Another Related Q: Nearly two years ago my husband and I had G******* engineered wood installed in our home. Our friends had the same exact (so we thought) flooring and it was beautiful. Unfortunately, soon after we noticed many scratches and each scratch showed white underneath. Many of our guests comment on how worn the floors look. I am meticulous about keeping the floor clean.

The store owner who we bought the wood from came to take a look and then had the G******* representative look at the floors. They took a sample from some left over wood. They also went to our friend’s house to take a look at their 7 year old floors and saw how beautiful they still looked (no white scratches). They also took a sample of their wood.

What they found was that their wood had different saw cuts (ours ran the width of each piece and theirs ran the length). Theirs also was coated with a polyurethane finish and ours was coated with aluminum oxide. They say ours looks worn because of our lifestyle, although I know this is not the case. We had Armstrong floors in our kitchen and entryway and they were beautiful.

Have you run into this problem before? Is this normal for a aluminum oxide finish?

A: Both are polyurethane finishes, likely water borne. Aluminum oxide is included to increase abrasion resistance. However, as you can see, even an abrasion resistant finish can scratch and when it does it appears as light coloured lines. There are a number of difficulties with pre finished floors, in my opinion. One is the bevels on the edges and ends of the boards. The other is the coating, for if aluminum oxide is abrasion resistant, which it is, it becomes a very difficult proposition to buff (or abrade/scuff) it sufficiently to gain adhesion with another coat of finish. Then comes the issue of how to deal with the bevels. Also, the bevels are there because the floor itself is not flat from one board to the next. It might look flat, but it isn’t. This creates even further issues if a buff and re-coat was attempted. Darker colours will reveal the white scratch lines more than a lighter colour.

Is there a cleaning product or technique that will remove heel marks without removing surface gloss?

Q: All my floors, some 1000 sq. ft., are painted plywood finished with three coats of polyurethane. P******* scuff remover and everything else I’ve tried that’s successful in removing scuffs also abrade the finish, leaving my floor with scores of dull patches. Is there a cleaning product or technique that will remove scuff marks on hardwood floors without removing surface gloss?

A: Any polyurethane cleaner made by floor and finish manufacturers should do the job. I have the cleaner from Poloplaz. They do indicate not to spray directly on the floor and then leave it sit because de-glossing may occur.
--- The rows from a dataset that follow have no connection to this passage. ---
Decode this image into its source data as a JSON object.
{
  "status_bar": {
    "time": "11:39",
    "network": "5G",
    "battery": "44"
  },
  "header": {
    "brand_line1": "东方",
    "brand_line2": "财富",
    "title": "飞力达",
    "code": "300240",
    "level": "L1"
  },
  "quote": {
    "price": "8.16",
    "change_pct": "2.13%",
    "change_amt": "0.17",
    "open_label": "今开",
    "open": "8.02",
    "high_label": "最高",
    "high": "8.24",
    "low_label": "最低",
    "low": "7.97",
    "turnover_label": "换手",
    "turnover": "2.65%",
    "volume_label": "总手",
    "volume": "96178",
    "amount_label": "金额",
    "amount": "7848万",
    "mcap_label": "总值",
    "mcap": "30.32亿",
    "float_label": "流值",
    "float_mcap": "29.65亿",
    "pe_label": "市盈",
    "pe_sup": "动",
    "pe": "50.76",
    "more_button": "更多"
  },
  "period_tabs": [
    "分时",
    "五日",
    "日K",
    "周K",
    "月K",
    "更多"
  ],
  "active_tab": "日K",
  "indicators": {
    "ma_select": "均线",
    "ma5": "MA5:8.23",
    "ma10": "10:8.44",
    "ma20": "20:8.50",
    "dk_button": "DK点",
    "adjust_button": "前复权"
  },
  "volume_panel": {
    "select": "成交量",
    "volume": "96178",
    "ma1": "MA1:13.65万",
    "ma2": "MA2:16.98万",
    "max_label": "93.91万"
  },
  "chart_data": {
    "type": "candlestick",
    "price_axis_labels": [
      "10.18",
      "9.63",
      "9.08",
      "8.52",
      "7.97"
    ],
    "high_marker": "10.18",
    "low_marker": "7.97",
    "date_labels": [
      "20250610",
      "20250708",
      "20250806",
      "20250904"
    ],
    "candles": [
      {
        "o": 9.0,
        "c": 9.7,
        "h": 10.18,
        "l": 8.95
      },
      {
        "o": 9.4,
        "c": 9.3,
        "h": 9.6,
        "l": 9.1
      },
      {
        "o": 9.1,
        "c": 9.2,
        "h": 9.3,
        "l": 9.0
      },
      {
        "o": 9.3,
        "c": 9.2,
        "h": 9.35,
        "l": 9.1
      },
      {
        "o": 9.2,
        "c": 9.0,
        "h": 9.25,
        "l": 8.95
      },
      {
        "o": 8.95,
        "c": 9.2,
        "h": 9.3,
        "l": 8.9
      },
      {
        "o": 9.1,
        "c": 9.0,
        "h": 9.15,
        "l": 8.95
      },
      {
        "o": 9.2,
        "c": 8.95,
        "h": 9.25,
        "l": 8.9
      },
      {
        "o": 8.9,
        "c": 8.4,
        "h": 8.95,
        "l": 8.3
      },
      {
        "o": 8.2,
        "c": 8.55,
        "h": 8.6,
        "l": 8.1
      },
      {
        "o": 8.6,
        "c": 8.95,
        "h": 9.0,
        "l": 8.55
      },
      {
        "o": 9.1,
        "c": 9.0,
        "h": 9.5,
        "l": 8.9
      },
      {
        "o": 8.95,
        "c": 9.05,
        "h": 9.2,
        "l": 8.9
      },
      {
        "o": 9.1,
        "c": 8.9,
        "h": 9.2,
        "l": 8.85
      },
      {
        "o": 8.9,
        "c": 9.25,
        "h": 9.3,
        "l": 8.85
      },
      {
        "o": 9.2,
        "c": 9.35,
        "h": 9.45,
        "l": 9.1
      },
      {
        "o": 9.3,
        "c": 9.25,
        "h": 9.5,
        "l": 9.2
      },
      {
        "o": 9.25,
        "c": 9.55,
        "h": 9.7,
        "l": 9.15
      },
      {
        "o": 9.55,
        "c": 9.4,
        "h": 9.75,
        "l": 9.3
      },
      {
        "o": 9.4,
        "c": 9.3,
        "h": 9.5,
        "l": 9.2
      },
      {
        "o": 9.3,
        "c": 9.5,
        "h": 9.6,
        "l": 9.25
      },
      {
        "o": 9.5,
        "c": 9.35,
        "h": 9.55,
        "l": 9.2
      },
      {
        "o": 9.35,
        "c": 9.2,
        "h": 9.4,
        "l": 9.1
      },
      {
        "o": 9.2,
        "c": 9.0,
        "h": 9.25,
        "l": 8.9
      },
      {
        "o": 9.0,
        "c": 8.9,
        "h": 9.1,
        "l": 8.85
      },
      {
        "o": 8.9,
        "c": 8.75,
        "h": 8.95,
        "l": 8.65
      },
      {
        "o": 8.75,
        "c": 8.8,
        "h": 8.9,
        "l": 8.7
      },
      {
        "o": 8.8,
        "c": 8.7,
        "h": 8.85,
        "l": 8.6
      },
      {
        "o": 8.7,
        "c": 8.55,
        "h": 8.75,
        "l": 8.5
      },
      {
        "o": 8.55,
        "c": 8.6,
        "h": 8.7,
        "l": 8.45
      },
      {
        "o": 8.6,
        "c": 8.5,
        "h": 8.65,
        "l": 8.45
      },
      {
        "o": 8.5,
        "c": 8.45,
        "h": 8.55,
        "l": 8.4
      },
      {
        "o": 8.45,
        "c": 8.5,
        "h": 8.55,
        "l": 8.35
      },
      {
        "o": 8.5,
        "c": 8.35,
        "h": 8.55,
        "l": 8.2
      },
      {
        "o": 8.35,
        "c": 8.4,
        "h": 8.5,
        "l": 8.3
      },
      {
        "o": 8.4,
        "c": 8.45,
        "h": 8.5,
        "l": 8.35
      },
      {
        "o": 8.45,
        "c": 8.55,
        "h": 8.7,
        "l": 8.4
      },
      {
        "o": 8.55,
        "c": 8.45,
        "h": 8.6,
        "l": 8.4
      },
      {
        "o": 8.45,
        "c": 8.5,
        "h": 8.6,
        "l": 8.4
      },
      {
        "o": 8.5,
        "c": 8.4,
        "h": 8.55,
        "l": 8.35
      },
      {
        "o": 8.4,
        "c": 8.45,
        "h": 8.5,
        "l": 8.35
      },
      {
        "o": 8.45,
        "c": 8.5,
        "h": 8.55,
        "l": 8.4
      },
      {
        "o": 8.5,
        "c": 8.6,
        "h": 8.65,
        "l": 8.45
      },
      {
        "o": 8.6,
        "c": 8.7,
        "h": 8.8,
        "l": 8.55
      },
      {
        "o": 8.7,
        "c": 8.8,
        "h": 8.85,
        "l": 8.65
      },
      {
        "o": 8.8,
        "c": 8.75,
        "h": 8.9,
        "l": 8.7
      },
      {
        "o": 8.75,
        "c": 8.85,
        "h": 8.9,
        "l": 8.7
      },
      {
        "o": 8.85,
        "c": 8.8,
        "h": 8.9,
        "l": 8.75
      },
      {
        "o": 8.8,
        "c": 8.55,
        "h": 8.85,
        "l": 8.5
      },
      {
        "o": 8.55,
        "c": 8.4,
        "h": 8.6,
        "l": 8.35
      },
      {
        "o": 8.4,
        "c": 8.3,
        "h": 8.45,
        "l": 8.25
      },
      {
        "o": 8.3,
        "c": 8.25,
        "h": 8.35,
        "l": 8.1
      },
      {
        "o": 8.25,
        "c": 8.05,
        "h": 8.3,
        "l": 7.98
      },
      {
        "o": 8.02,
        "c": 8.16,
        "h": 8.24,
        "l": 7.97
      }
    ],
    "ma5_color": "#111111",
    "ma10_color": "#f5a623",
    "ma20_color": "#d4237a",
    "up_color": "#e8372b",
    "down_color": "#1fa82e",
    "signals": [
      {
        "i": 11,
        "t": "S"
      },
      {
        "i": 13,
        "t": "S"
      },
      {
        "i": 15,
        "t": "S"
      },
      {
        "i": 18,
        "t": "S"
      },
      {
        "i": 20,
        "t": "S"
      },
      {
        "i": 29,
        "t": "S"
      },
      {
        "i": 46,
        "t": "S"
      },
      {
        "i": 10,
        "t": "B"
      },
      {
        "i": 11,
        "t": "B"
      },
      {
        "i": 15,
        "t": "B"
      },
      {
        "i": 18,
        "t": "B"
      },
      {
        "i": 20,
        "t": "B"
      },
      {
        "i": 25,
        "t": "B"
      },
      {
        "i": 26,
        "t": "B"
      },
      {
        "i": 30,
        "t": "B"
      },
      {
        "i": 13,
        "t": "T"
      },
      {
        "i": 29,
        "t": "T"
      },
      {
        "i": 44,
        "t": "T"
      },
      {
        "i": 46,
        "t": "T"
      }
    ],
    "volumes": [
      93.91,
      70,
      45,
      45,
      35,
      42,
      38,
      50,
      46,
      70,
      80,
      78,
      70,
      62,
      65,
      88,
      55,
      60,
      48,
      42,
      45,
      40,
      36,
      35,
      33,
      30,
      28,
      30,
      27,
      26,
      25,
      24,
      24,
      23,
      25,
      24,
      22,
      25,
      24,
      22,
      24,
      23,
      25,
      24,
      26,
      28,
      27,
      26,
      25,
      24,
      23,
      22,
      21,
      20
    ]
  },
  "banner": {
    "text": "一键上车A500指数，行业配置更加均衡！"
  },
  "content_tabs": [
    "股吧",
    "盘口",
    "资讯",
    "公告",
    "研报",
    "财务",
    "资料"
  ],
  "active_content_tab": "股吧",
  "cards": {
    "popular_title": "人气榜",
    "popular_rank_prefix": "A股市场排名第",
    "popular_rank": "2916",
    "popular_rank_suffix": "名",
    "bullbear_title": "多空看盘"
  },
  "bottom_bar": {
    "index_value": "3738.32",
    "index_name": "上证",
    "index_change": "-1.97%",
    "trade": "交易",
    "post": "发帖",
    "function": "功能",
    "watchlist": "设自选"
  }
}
I tested this on several stained boards and it didn’t do anything to the finish.

Gouges, scratches and indentations over 80% of our NEW floor

Q: We had a Kempas hardwood floor installed 12/07 in our new home. When the finish people were in our home afterwards it was damaged by them dragging an air compressor, dropping a nail gun, and by painters dragging their ladders across the floor. Needless to say we are very upset. The builder never covered the floor to protect it so now we have gouges, scratches and indentations over 80% of the floor. The builder is wanting to replace a few of the boards. Do you know what the policy is on replacing tongue & grove boards? Please help. We are having to go to arbitration over gouges in hardwood floor and other issues for our home.

A: I can certainly understand your anger over the damage to your floors. I can understand that mishaps do occur to the best of workers. But when you are talking about dings, dents and scratches over 80% of your floor, that is closer to neglect. I don’t like to say it, but from my observation working in the trade for over 36 years, tradesmen may be good at what they do, yet are totally blind to the work of everyone else around them. With so many marks, this floor needs to either be replaced or sanded and finished on site. The latter will be the least expensive. As a side note, the floors should have been about the last thing done in your house.